-- Task instructions --
From the entries below, pull out each line where "전자통지서비스" appears.

-- Task data --
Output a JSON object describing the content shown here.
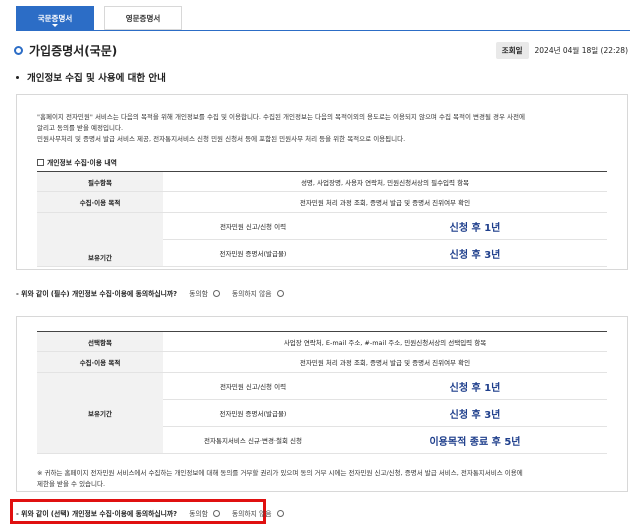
{
  "tabs": [
    {
      "label": "국문증명서",
      "active": true
    },
    {
      "label": "영문증명서",
      "active": false
    }
  ],
  "title": "가입증명서(국문)",
  "inquiry": {
    "label": "조회일",
    "value": "2024년 04월 18일 (22:28)"
  },
  "section_heading": "개인정보 수집 및 사용에 대한 안내",
  "intro_lines": [
    "\"홈페이지 전자민원\" 서비스는 다음의 목적을 위해 개인정보를 수집 및 이용합니다. 수집된 개인정보는 다음의 목적이외의 용도로는 이용되지 않으며 수집 목적이 변경될 경우 사전에",
    "알리고 동의를 받을 예정입니다.",
    "민원사무처리 및 증명서 발급 서비스 제공, 전자통지서비스 신청 민원 신청서 등에 포함된 민원사무 처리 등을 위한 목적으로 이용됩니다."
  ],
  "required_table": {
    "heading": "개인정보 수집·이용 내역",
    "rows": {
      "items_label": "필수항목",
      "items_value": "성명, 사업장명, 사용자 연락처, 민원신청서상의 필수입력 항목",
      "purpose_label": "수집·이용 목적",
      "purpose_value": "전자민원 처리 과정 조회, 증명서 발급 및 증명서 진위여부 확인",
      "retention_label": "보유기간",
      "retention": [
        {
          "item": "전자민원 신고/신청 이력",
          "period": "신청 후 1년"
        },
        {
          "item": "전자민원 증명서(발급물)",
          "period": "신청 후 3년"
        }
      ]
    }
  },
  "agree_required": {
    "question": "- 위와 같이 (필수) 개인정보 수집·이용에 동의하십니까?",
    "agree": "동의함",
    "disagree": "동의하지 않음"
  },
  "optional_table": {
    "rows": {
      "items_label": "선택항목",
      "items_value": "사업장 연락처, E-mail 주소, #-mail 주소, 민원신청서상의 선택입력 항목",
      "purpose_label": "수집·이용 목적",
      "purpose_value": "전자민원 처리 과정 조회, 증명서 발급 및 증명서 진위여부 확인",
      "retention_label": "보유기간",
      "retention": [
        {
          "item": "전자민원 신고/신청 이력",
          "period": "신청 후 1년"
        },
        {
          "item": "전자민원 증명서(발급물)",
          "period": "신청 후 3년"
        },
        {
          "item": "전자통지서비스 신규·변경·철회 신청",
          "period": "이용목적 종료 후 5년"
        }
      ]
    }
  },
  "footnote_lines": [
    "※ 귀하는 홈페이지 전자민원 서비스에서 수집하는 개인정보에 대해 동의를 거부할 권리가 있으며 동의 거부 시에는 전자민원 신고/신청, 증명서 발급 서비스, 전자통지서비스 이용에",
    "제한을 받을 수 있습니다."
  ],
  "agree_optional": {
    "question": "- 위와 같이 (선택) 개인정보 수집·이용에 동의하십니까?",
    "agree": "동의함",
    "disagree": "동의하지 않음"
  },
  "colors": {
    "accent": "#2c6dc6",
    "period_text": "#1f3f8c",
    "highlight": "#e01010"
  }
}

-- Answer below --
    "민원사무처리 및 증명서 발급 서비스 제공, 전자통지서비스 신청 민원 신청서 등에 포함된 민원사무 처리 등을 위한 목적으로 이용됩니다."
          "item": "전자통지서비스 신규·변경·철회 신청",
    "※ 귀하는 홈페이지 전자민원 서비스에서 수집하는 개인정보에 대해 동의를 거부할 권리가 있으며 동의 거부 시에는 전자민원 신고/신청, 증명서 발급 서비스, 전자통지서비스 이용에",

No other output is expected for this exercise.